─── Source information

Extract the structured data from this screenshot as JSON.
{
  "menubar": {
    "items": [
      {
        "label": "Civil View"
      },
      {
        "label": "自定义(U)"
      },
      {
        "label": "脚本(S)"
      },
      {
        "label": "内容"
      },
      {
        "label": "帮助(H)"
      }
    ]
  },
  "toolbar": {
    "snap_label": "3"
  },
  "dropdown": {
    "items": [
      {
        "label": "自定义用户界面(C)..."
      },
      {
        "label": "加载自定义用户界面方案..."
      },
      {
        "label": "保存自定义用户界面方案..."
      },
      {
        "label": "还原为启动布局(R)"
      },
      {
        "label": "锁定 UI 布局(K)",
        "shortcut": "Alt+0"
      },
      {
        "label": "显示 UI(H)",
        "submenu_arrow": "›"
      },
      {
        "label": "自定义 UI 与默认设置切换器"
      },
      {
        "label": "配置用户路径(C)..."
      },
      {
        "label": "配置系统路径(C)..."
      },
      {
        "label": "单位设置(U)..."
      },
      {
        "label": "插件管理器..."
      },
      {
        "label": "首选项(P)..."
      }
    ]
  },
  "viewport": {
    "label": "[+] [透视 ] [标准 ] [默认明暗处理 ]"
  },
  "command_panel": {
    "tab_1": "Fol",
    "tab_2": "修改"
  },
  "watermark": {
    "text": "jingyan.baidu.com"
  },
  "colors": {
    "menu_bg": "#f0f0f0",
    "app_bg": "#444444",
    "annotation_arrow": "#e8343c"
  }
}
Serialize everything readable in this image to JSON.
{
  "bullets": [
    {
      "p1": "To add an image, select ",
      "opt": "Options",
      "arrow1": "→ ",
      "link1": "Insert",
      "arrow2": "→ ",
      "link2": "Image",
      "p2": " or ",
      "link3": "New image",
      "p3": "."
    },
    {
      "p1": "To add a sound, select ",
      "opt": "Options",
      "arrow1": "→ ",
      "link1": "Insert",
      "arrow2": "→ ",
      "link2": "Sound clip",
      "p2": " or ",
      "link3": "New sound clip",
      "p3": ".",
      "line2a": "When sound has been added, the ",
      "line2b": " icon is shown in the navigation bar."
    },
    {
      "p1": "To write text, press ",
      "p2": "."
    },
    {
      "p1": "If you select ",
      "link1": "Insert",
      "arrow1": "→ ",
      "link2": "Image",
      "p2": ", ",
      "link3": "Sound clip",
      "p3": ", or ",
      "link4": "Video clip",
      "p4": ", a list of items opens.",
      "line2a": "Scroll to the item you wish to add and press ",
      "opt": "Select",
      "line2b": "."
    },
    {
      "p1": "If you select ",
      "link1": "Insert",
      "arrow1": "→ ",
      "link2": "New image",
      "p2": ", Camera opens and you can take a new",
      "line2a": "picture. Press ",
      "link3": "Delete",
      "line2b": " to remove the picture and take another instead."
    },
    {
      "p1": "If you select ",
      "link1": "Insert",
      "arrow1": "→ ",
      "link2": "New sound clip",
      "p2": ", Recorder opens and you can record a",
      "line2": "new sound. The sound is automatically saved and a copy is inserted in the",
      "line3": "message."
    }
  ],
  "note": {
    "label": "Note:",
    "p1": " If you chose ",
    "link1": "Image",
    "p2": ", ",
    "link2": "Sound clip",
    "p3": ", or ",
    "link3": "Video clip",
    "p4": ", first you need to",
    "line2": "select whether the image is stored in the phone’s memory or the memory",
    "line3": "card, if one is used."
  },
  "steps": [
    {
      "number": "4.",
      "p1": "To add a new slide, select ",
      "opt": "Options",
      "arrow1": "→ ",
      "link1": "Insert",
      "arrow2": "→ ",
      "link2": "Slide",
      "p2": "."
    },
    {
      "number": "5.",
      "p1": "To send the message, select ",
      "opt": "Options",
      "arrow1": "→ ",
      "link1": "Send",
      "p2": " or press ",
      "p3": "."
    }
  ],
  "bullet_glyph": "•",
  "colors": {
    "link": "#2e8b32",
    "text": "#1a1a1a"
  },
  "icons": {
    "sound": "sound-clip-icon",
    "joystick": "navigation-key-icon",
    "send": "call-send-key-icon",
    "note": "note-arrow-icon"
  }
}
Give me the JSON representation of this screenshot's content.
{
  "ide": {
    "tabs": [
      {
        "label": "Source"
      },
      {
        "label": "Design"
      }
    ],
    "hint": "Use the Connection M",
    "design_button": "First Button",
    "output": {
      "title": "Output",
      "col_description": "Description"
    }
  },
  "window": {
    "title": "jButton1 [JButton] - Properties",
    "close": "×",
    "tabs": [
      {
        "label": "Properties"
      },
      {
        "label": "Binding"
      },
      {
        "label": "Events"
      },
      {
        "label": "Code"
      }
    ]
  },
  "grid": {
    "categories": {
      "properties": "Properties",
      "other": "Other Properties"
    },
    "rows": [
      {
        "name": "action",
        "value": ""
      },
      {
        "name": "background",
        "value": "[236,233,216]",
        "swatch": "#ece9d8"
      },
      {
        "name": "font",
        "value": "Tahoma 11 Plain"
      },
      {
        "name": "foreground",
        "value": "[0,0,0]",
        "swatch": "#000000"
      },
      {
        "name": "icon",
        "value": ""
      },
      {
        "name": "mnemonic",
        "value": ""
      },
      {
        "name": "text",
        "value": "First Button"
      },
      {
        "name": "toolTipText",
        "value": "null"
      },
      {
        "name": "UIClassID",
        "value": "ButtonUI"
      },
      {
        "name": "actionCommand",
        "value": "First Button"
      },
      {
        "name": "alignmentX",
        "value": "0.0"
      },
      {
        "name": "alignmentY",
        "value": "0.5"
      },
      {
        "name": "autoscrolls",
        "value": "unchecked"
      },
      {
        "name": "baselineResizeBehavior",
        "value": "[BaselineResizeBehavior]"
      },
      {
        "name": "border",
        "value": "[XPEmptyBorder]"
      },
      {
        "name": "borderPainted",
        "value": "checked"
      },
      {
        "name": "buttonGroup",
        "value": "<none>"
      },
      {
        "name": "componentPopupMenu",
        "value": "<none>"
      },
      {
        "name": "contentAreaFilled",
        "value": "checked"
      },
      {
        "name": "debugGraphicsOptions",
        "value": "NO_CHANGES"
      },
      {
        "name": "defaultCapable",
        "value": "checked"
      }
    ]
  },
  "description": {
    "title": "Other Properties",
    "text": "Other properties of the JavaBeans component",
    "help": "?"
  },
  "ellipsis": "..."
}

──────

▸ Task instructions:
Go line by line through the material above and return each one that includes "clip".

▸ Exercise answer:
      "link2": "Sound clip",
      "link3": "New sound clip",
      "link3": "Sound clip",
      "link4": "Video clip",
      "link2": "New sound clip",
    "link2": "Sound clip",
    "link3": "Video clip",
    "sound": "sound-clip-icon",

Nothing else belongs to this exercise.